What to produce. Apart from the pictures, output all of the records exactly.

Records for processing.
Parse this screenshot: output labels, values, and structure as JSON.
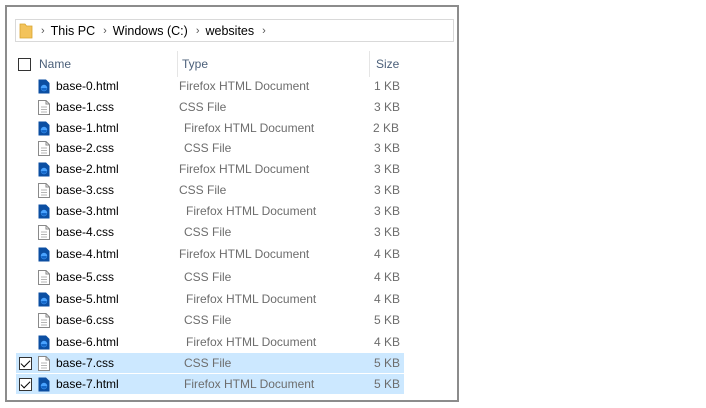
{
  "breadcrumb": [
    "This PC",
    "Windows (C:)",
    "websites"
  ],
  "columns": {
    "name": "Name",
    "type": "Type",
    "size": "Size"
  },
  "files": [
    {
      "name": "base-0.html",
      "type": "Firefox HTML Document",
      "size": "1 KB",
      "icon": "firefox-html-icon",
      "selected": false
    },
    {
      "name": "base-1.css",
      "type": "CSS File",
      "size": "3 KB",
      "icon": "css-file-icon",
      "selected": false
    },
    {
      "name": "base-1.html",
      "type": "Firefox HTML Document",
      "size": "2 KB",
      "icon": "firefox-html-icon",
      "selected": false
    },
    {
      "name": "base-2.css",
      "type": "CSS File",
      "size": "3 KB",
      "icon": "css-file-icon",
      "selected": false
    },
    {
      "name": "base-2.html",
      "type": "Firefox HTML Document",
      "size": "3 KB",
      "icon": "firefox-html-icon",
      "selected": false
    },
    {
      "name": "base-3.css",
      "type": "CSS File",
      "size": "3 KB",
      "icon": "css-file-icon",
      "selected": false
    },
    {
      "name": "base-3.html",
      "type": "Firefox HTML Document",
      "size": "3 KB",
      "icon": "firefox-html-icon",
      "selected": false
    },
    {
      "name": "base-4.css",
      "type": "CSS File",
      "size": "3 KB",
      "icon": "css-file-icon",
      "selected": false
    },
    {
      "name": "base-4.html",
      "type": "Firefox HTML Document",
      "size": "4 KB",
      "icon": "firefox-html-icon",
      "selected": false
    },
    {
      "name": "base-5.css",
      "type": "CSS File",
      "size": "4 KB",
      "icon": "css-file-icon",
      "selected": false
    },
    {
      "name": "base-5.html",
      "type": "Firefox HTML Document",
      "size": "4 KB",
      "icon": "firefox-html-icon",
      "selected": false
    },
    {
      "name": "base-6.css",
      "type": "CSS File",
      "size": "5 KB",
      "icon": "css-file-icon",
      "selected": false
    },
    {
      "name": "base-6.html",
      "type": "Firefox HTML Document",
      "size": "4 KB",
      "icon": "firefox-html-icon",
      "selected": false
    },
    {
      "name": "base-7.css",
      "type": "CSS File",
      "size": "5 KB",
      "icon": "css-file-icon",
      "selected": true
    },
    {
      "name": "base-7.html",
      "type": "Firefox HTML Document",
      "size": "5 KB",
      "icon": "firefox-html-icon",
      "selected": true
    }
  ],
  "colors": {
    "selection": "#cce8ff",
    "header_text": "#4c607a",
    "firefox_icon": "#0b4ea2"
  }
}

Task answer.
Parse this screenshot: output labels, values, and structure as JSON.
{
  "breadcrumb": [
    "This PC",
    "Windows (C:)",
    "websites"
  ],
  "columns": {
    "name": "Name",
    "type": "Type",
    "size": "Size"
  },
  "files": [
    {
      "name": "base-0.html",
      "type": "Firefox HTML Document",
      "size": "1 KB",
      "icon": "firefox-html-icon",
      "selected": false
    },
    {
      "name": "base-1.css",
      "type": "CSS File",
      "size": "3 KB",
      "icon": "css-file-icon",
      "selected": false
    },
    {
      "name": "base-1.html",
      "type": "Firefox HTML Document",
      "size": "2 KB",
      "icon": "firefox-html-icon",
      "selected": false
    },
    {
      "name": "base-2.css",
      "type": "CSS File",
      "size": "3 KB",
      "icon": "css-file-icon",
      "selected": false
    },
    {
      "name": "base-2.html",
      "type": "Firefox HTML Document",
      "size": "3 KB",
      "icon": "firefox-html-icon",
      "selected": false
    },
    {
      "name": "base-3.css",
      "type": "CSS File",
      "size": "3 KB",
      "icon": "css-file-icon",
      "selected": false
    },
    {
      "name": "base-3.html",
      "type": "Firefox HTML Document",
      "size": "3 KB",
      "icon": "firefox-html-icon",
      "selected": false
    },
    {
      "name": "base-4.css",
      "type": "CSS File",
      "size": "3 KB",
      "icon": "css-file-icon",
      "selected": false
    },
    {
      "name": "base-4.html",
      "type": "Firefox HTML Document",
      "size": "4 KB",
      "icon": "firefox-html-icon",
      "selected": false
    },
    {
      "name": "base-5.css",
      "type": "CSS File",
      "size": "4 KB",
      "icon": "css-file-icon",
      "selected": false
    },
    {
      "name": "base-5.html",
      "type": "Firefox HTML Document",
      "size": "4 KB",
      "icon": "firefox-html-icon",
      "selected": false
    },
    {
      "name": "base-6.css",
      "type": "CSS File",
      "size": "5 KB",
      "icon": "css-file-icon",
      "selected": false
    },
    {
      "name": "base-6.html",
      "type": "Firefox HTML Document",
      "size": "4 KB",
      "icon": "firefox-html-icon",
      "selected": false
    },
    {
      "name": "base-7.css",
      "type": "CSS File",
      "size": "5 KB",
      "icon": "css-file-icon",
      "selected": true
    },
    {
      "name": "base-7.html",
      "type": "Firefox HTML Document",
      "size": "5 KB",
      "icon": "firefox-html-icon",
      "selected": true
    }
  ],
  "colors": {
    "selection": "#cce8ff",
    "header_text": "#4c607a",
    "firefox_icon": "#0b4ea2"
  }
}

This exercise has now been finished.